#### Your instructions
All lines in the records below that hold "selected" are to be shown.

#### Exercise material
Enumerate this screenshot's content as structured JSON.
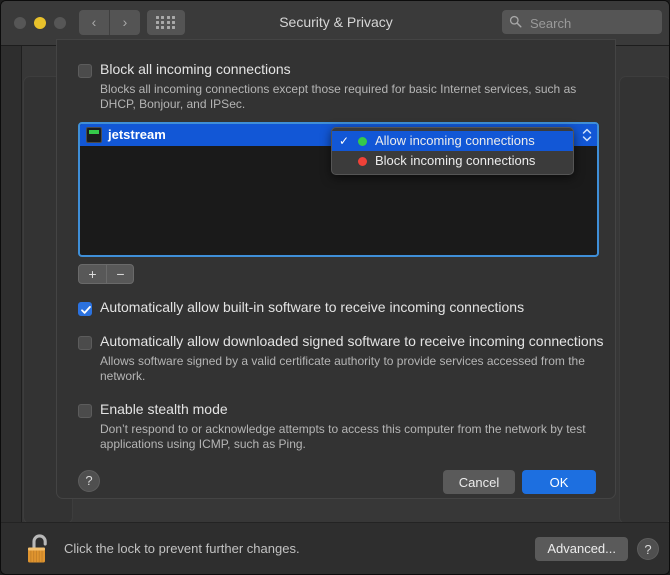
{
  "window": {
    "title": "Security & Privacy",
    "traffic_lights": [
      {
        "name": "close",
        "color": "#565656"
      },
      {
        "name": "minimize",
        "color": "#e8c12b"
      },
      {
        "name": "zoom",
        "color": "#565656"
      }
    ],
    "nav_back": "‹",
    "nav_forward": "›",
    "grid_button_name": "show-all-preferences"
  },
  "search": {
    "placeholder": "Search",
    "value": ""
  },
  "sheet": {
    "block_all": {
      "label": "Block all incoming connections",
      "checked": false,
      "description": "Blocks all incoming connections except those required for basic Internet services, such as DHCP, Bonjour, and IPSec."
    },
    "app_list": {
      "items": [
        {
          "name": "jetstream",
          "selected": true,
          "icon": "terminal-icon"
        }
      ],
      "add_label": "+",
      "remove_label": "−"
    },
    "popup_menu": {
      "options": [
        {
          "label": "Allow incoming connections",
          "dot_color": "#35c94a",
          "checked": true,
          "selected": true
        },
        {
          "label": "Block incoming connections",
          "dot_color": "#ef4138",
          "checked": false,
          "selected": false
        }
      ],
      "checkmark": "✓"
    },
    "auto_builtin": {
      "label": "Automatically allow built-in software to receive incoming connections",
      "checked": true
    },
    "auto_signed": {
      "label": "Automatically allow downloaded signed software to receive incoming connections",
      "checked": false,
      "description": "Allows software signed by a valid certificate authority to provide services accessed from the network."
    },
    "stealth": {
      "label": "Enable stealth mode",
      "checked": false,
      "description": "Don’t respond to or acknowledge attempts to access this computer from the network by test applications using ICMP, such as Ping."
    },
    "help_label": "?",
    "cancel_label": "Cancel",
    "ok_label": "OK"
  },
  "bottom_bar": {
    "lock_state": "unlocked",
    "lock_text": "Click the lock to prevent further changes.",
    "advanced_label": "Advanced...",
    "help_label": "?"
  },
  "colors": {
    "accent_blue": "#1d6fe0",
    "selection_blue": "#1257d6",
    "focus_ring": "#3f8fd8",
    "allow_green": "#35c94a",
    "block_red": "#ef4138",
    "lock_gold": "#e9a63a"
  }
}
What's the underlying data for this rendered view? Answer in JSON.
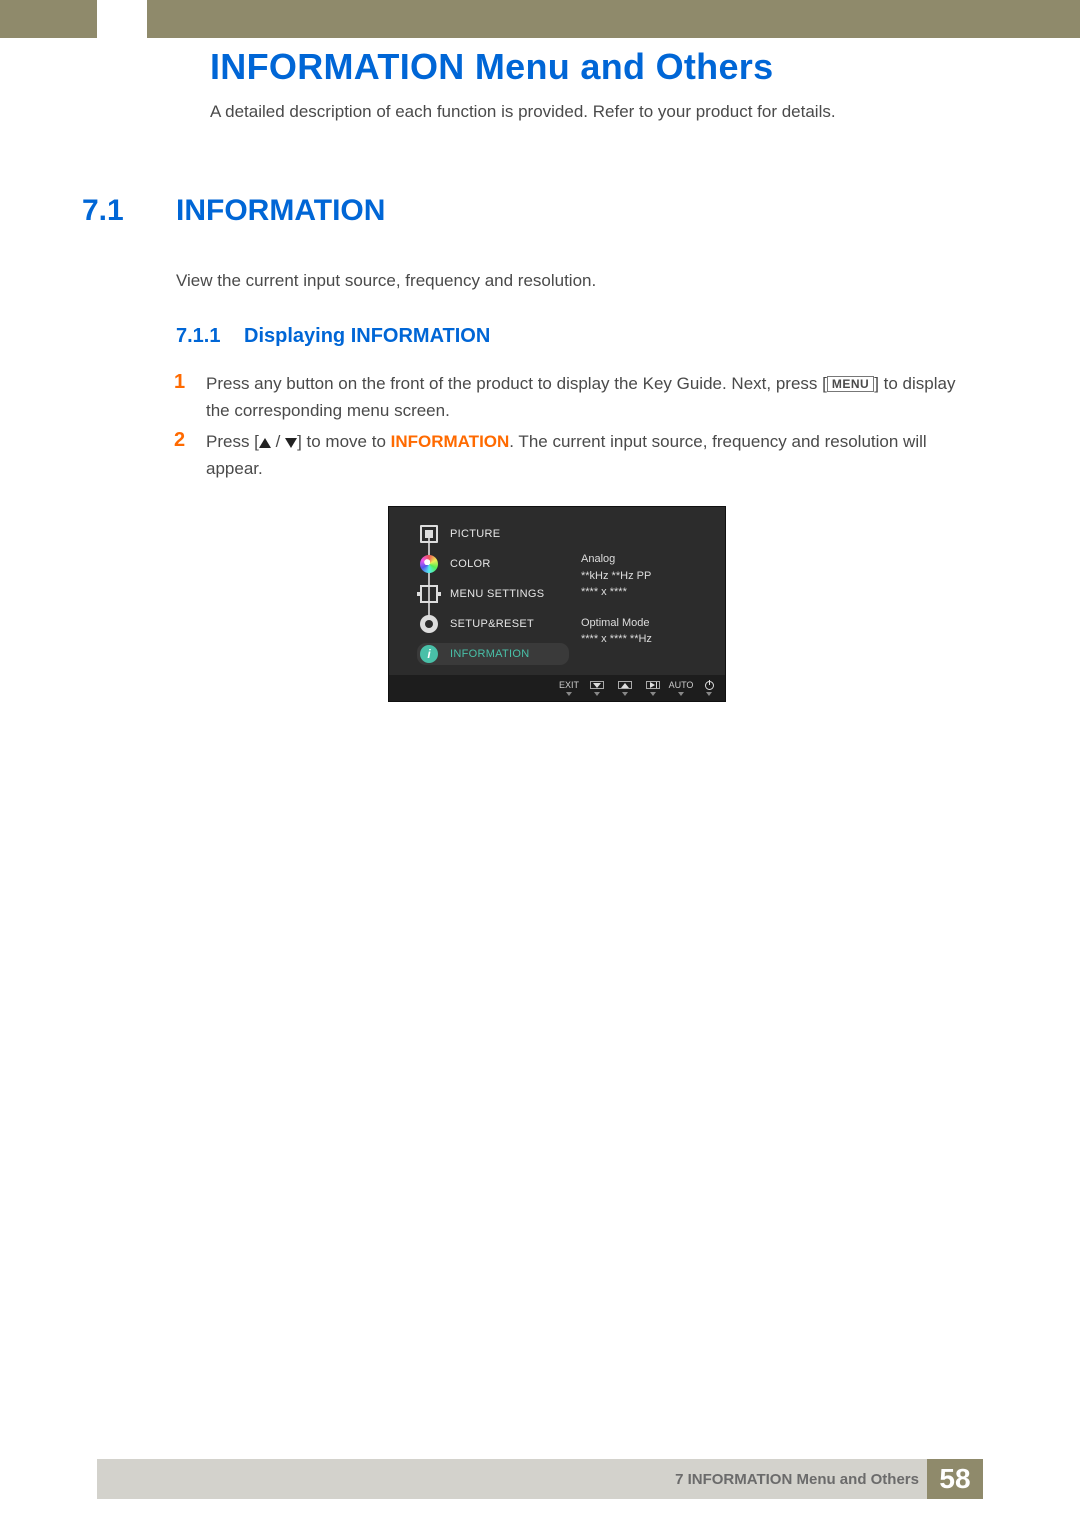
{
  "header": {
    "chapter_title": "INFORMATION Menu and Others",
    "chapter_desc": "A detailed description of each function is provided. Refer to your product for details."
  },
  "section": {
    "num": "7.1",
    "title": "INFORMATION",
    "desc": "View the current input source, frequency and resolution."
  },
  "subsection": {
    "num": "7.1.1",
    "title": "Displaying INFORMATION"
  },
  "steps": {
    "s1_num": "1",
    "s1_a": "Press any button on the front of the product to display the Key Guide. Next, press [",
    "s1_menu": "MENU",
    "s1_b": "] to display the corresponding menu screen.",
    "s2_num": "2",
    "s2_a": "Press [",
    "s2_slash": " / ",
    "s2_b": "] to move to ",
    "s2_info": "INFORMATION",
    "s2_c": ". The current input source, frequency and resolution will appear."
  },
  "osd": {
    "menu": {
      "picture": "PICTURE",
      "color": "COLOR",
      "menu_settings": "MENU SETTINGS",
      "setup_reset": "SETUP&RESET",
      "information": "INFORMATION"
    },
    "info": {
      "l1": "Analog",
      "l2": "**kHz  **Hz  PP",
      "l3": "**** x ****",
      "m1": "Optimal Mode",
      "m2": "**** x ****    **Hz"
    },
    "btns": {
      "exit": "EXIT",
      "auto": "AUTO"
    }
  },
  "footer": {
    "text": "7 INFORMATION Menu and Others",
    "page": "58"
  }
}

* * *

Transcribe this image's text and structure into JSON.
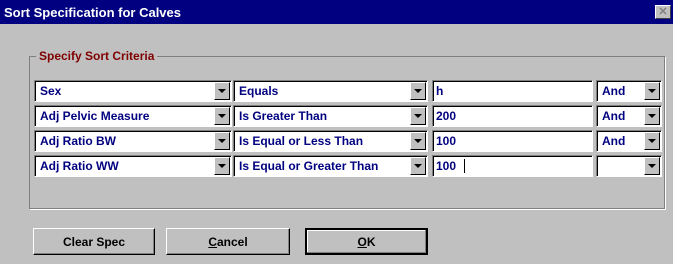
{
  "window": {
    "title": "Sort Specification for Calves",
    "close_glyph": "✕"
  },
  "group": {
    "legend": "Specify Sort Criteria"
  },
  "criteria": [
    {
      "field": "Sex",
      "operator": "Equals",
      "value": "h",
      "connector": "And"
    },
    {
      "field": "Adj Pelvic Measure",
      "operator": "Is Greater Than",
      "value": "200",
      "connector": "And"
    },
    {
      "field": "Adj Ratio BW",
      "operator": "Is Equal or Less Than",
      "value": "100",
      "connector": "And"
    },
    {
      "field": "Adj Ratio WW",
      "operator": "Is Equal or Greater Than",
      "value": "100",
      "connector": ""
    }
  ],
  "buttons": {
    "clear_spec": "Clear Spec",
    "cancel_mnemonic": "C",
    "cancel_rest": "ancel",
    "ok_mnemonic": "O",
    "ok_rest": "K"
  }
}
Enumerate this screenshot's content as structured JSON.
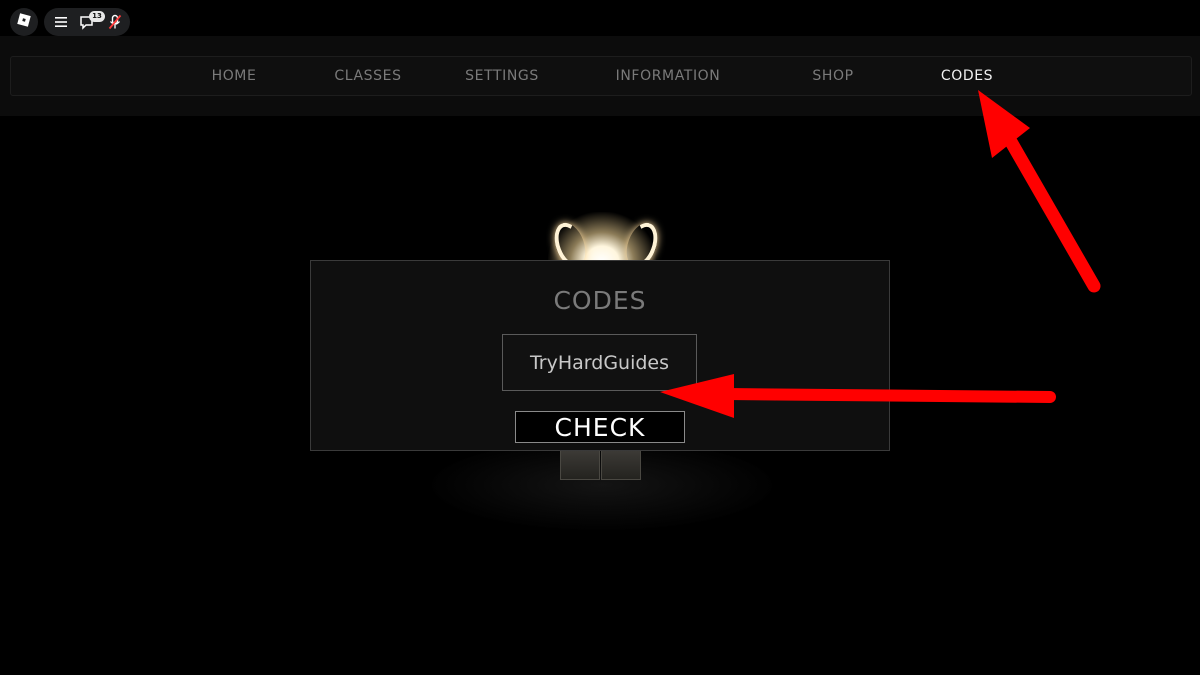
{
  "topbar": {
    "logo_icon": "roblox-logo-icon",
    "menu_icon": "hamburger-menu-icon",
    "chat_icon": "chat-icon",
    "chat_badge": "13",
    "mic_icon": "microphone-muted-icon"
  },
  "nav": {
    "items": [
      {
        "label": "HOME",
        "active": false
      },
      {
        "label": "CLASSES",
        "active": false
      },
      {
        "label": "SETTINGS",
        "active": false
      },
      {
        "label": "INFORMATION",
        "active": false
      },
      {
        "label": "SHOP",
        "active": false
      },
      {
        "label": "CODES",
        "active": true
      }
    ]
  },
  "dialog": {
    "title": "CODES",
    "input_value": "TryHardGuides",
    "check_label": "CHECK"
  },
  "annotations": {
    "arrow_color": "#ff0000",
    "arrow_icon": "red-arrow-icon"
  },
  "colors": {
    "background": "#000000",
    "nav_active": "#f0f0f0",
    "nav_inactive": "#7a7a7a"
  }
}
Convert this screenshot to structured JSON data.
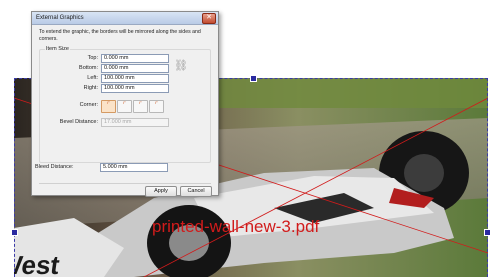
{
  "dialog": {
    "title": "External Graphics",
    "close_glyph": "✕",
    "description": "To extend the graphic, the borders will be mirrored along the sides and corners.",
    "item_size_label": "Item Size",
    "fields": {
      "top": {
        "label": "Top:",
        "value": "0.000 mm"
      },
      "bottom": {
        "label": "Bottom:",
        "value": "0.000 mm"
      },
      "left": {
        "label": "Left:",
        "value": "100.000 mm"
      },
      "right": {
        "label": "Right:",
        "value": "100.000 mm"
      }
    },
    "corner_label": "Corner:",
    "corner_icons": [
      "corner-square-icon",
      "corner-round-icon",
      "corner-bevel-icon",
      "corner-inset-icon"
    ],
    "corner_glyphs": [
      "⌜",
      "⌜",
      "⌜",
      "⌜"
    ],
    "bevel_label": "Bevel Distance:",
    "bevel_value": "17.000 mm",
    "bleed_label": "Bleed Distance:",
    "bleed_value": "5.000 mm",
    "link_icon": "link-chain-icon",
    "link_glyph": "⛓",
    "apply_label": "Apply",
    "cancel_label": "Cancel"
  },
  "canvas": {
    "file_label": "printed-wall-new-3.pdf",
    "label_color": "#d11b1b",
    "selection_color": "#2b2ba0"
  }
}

#### Answer space
          "selected": true,
          "selected": true
          "selected": false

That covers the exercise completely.